■ Task ■
Set down each line exactly, beginning with the one that contains "What data populates" and continuing through the last line of the listing, and nothing else.

■ Given records ■
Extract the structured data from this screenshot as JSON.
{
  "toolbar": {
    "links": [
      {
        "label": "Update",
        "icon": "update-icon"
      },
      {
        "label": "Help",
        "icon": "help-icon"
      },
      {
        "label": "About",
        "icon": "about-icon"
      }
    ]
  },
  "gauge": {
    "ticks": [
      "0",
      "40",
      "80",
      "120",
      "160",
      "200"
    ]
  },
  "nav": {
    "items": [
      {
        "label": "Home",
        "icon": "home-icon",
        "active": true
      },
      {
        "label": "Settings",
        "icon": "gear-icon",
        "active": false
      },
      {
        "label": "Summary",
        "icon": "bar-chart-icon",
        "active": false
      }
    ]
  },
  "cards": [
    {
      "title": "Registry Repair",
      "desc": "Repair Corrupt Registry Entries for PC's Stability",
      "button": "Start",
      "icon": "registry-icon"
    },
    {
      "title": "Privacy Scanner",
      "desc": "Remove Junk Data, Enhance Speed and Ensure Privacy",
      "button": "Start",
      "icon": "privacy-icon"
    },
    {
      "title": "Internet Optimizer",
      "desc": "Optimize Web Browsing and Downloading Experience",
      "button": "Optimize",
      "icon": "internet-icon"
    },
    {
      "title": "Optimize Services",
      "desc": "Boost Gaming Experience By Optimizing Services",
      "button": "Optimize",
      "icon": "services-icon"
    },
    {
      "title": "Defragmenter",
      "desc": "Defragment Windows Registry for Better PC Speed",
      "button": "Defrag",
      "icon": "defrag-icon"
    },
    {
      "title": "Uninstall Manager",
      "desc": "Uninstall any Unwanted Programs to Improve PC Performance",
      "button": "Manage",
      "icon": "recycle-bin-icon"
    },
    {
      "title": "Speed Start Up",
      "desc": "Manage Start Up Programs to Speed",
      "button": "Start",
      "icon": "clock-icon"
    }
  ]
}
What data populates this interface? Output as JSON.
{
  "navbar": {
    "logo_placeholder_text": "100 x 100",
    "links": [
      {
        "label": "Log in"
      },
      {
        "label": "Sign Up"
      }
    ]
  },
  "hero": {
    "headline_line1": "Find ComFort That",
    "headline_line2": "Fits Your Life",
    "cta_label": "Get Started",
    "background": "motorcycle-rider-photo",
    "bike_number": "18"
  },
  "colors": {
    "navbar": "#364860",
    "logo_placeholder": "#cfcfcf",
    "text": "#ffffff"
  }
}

■ Exercise response ■
What data populates this interface? Output as JSON.
{
  "navbar": {
    "logo_placeholder_text": "100 x 100",
    "links": [
      {
        "label": "Log in"
      },
      {
        "label": "Sign Up"
      }
    ]
  },
  "hero": {
    "headline_line1": "Find ComFort That",
    "headline_line2": "Fits Your Life",
    "cta_label": "Get Started",
    "background": "motorcycle-rider-photo",
    "bike_number": "18"
  },
  "colors": {
    "navbar": "#364860",
    "logo_placeholder": "#cfcfcf",
    "text": "#ffffff"
  }
}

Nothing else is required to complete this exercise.